Since it’s the Fourth of July weekend, we thought this was the perfect New Jersey First to tell you about. The very first National Historical Park in the United States is the Morristown National Historical Park.
New Jersey officially recognizes 1664 as the year the state was founded when land owned by the Duke of York was given to Sir George Carteret and John Lord Berkeley. That transaction record proclaimed that “said Tract of Land is hereafter to be called by the name or names of New Cesarea or New Jersey.” That makes this year New Jersey’s 350th Anniversary! To celebrate this major milestone, we’ve undertaken a project we’re calling 35 New Jersey Firsts where we highlight 35 things that first came to life in New Jersey.
Morristown National Historical Park was designated the first National Historical Park on March 2, 1933. The National Historical Park encompasses everything around the headquarters of General George Washington’s winter encampment of the Continental Army. The National Park Service maintains the landscape, structures, features, archeological resources and collections of the Continental Army, General George Washington and related Revolutionary War sites right in Morristown.
Washington famously chose Morristown as his headquarters because of its location along communication routes, easily defended terrain and access to resources for the troops. The Continental Army stayed there over two winters—first in 1777 and then in 1779-1780 (the famously severe winter that really tested the Army).

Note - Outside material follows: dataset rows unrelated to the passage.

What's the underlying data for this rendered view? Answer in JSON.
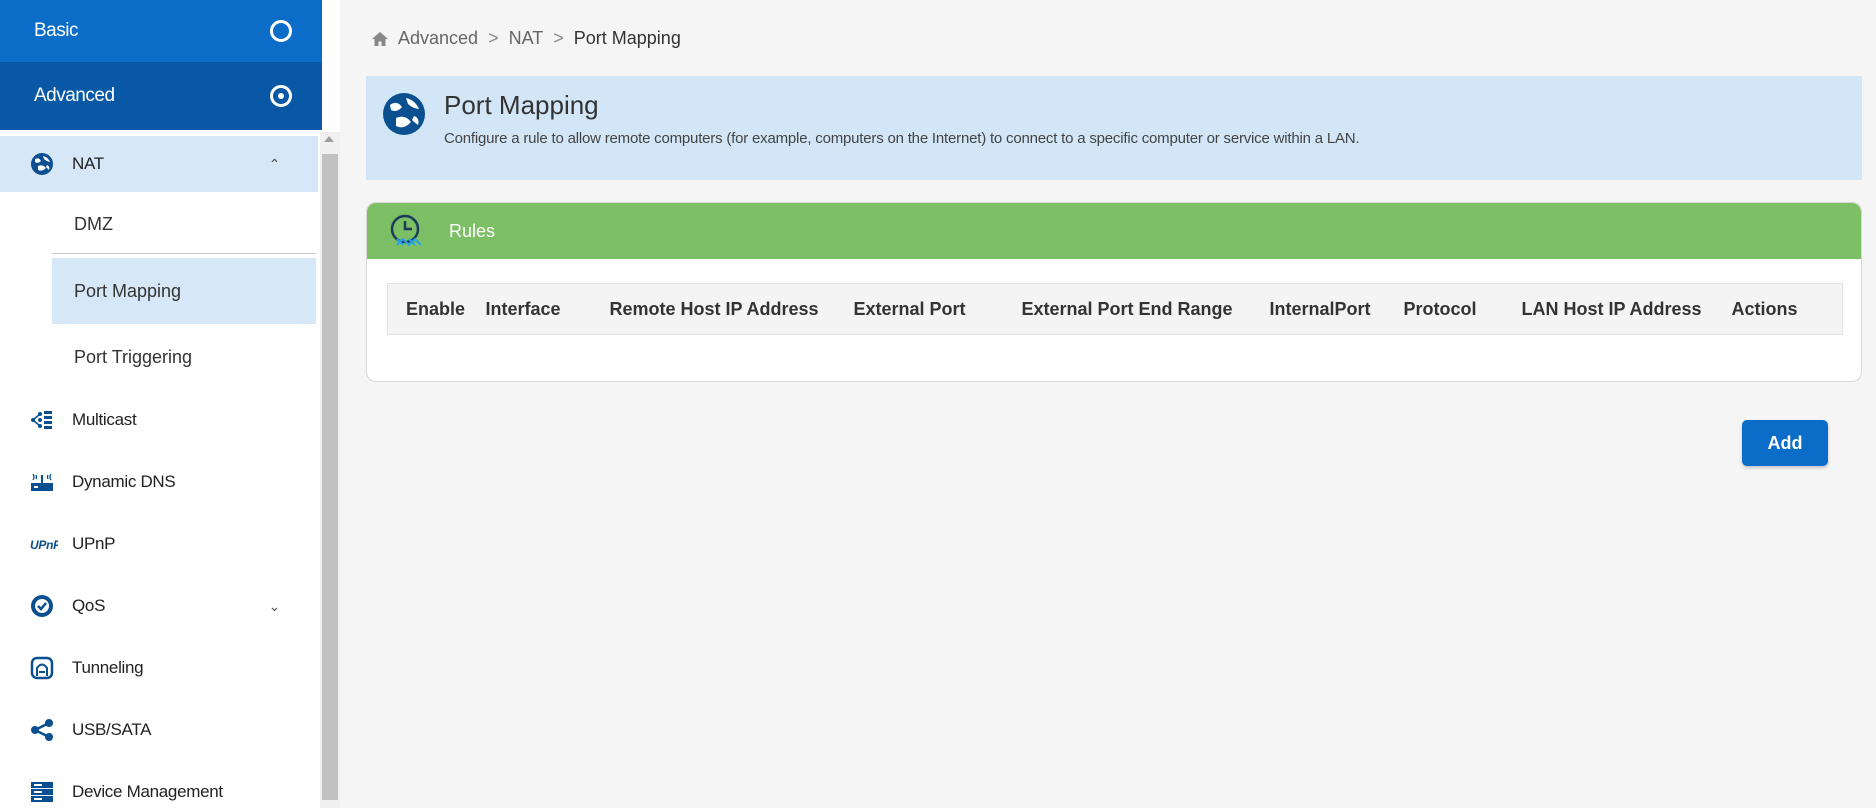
{
  "sidebar": {
    "basic_label": "Basic",
    "advanced_label": "Advanced",
    "nat_label": "NAT",
    "sub_items": [
      "DMZ",
      "Port Mapping",
      "Port Triggering"
    ],
    "items": [
      {
        "label": "Multicast",
        "icon": "multicast-icon"
      },
      {
        "label": "Dynamic DNS",
        "icon": "dynamic-dns-icon"
      },
      {
        "label": "UPnP",
        "icon": "upnp-icon"
      },
      {
        "label": "QoS",
        "icon": "qos-icon"
      },
      {
        "label": "Tunneling",
        "icon": "tunneling-icon"
      },
      {
        "label": "USB/SATA",
        "icon": "share-icon"
      },
      {
        "label": "Device Management",
        "icon": "server-icon"
      }
    ]
  },
  "breadcrumb": {
    "items": [
      "Advanced",
      "NAT",
      "Port Mapping"
    ],
    "separator": ">"
  },
  "banner": {
    "title": "Port Mapping",
    "description": "Configure a rule to allow remote computers (for example, computers on the Internet) to connect to a specific computer or service within a LAN."
  },
  "rules": {
    "title": "Rules",
    "columns": [
      "Enable",
      "Interface",
      "Remote Host IP Address",
      "External Port",
      "External Port End Range",
      "InternalPort",
      "Protocol",
      "LAN Host IP Address",
      "Actions"
    ],
    "rows": []
  },
  "actions": {
    "add_label": "Add"
  },
  "colors": {
    "primary": "#0b6dc7",
    "primary_dark": "#0858a5",
    "selected_bg": "#d6e7f7",
    "banner_bg": "#d2e6f7",
    "panel_header": "#7dbf65"
  }
}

The national park consists of four separate areas: Washington’s Headquarters Unit, the Fort Nonsense Unit, the Jockey Hollow Unit, and the New Jersey Brigade Area. There are two original structures, the Ford Mansion in Morristown and the Wick House in Jockey Hollow.
We’re planning on doing a more in depth tour of our very first National Historical Park later this year so stay tuned for more information on this important part of American and New Jersey history.
Copyright, You Don’t Know Jersey, LLC (2010-2022)